He got his first taste of politics as a reporter when he left the Gazette in 2005 to write for the New York Sun, a politically conservative daily newspaper that now publishes only online. He worked in its Albany bureau, covering state government. Later that year, he covered U.S. Supreme Court Justice Samuel Alito’s confirmation hearings in Washington.
Around that time, McGuire recalls being attracted to speechwriting. Michael Gerson, Matthew Scully and John McConnell were all big players in the world of speechwriting at the time.
“They were just doing things I thought were really impressive and interesting,” he said. “So I started asking around to see if anybody knew of opportunities in the Bush administration as a speechwriter.”
In January 2006, he accepted a position as a speechwriter for the Secretary of Housing and Urban Development.

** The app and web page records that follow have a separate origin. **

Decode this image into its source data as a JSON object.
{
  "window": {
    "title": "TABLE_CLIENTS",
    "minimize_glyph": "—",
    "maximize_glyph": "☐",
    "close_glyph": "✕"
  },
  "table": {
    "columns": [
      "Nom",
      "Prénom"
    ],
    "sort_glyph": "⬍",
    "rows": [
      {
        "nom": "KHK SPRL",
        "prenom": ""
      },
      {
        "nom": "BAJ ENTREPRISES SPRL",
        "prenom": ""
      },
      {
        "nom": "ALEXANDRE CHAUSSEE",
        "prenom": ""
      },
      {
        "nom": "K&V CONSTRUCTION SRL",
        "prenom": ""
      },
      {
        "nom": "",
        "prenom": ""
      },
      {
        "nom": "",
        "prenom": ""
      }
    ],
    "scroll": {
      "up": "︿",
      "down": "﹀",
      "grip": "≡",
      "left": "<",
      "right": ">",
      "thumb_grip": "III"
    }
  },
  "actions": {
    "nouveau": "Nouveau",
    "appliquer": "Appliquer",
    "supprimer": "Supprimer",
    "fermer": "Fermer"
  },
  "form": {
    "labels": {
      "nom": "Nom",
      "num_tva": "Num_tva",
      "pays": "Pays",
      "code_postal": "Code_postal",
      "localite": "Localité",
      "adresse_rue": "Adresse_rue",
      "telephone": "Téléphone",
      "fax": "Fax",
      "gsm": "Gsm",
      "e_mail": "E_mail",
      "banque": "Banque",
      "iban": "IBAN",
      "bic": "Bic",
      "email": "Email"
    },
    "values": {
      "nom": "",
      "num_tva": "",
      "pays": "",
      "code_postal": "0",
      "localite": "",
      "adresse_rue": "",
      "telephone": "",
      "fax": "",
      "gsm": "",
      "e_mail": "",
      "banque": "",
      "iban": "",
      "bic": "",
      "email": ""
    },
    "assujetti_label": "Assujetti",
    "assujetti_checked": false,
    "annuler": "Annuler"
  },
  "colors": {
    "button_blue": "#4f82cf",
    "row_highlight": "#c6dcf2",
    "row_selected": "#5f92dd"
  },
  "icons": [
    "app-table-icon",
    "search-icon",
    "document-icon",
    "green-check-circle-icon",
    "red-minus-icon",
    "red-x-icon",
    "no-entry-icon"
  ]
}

“I did it long enough to be a credible applicant for another speechwriting job,” he said.
Nine months later, he learned that McConnell, the newly elected Senate minority leader, needed a speechwriter. He applied, got the job and has been with McConnell ever since.
McConnell, who four years ago famously declared it his goal to make Barack Obama a one-term president, has come to epitomize what the left calls Republican obstructionism. In a November 2013 profile of the now 72-year-old Kentucky senator, Politico described him as both obstruction-minded and the Democrats’ “most productive negotiating partner” — a guy who managed to cut 11th-hour bargains to raise the debt ceiling, reopen the government and avoid default.
Speechwriters write, and write convincingly. That was McGuire’s job. But how important was it for him to agree with McConnell on policy and politics? Not very, he said, even though he does.
“Everybody has to answer this for themselves, but for me, this has been an easy job in large part because there’s nothing that Sen. McConnell is doing in the Senate that I disagree with,” he said. “I’ve never had to be in a position where he and I disagreed about a particular policy. He may want to emphasize certain issues more than I would, but I work for him and am happy to write about things he wants me to write about. It’s just a nice bonus that we happen to be in agreement about things.”
His favorite speech to write was one that made his boss the odd man out in Congress. Last fall, McConnell delivered one of McGuire’s speeches on the Senate floor about his opposition to a resolution that would have authorized U.S. military action against Syria. Syrian President Bashar al-Assad was suspected of having used chemical weapons against his own citizens, and three of the four party leaders in Congress agreed to support Obama’s call for military intervention.
U.S. national security was not at risk, McConnell reasoned, and too many unanswered questions remained as to the country’s long-term strategy in Syria.
“Does Assad’s use of chemical weapons pose a threat to the national security interests of the United States? And the answer to that question is fairly obvious: Even the president himself says it doesn’t,” McConnell said on the Senate floor last September.
Syria was a challenging issue, McGuire said, and he needed to write a speech that would explain McConnell’s stance in a clear and compelling way.
“It was a very complicated situation,” he recalled, “and I think in the end we wrote a very thoughtful and serious, convincing speech.”
To reflect on his work doesn’t come naturally for McGuire.
“You rarely have time to sort of sit back and appreciate what you’ve done,” he said. “In eight years, this is the first time I’ve ever talked about myself with a reporter.”
Like most speechwriters, he toiled in intentional obscurity. As chief of staff, that obscurity is fading.
“It’s a professional honor to be asked to do this,” he said. “So I’m doing what it takes to make it work.”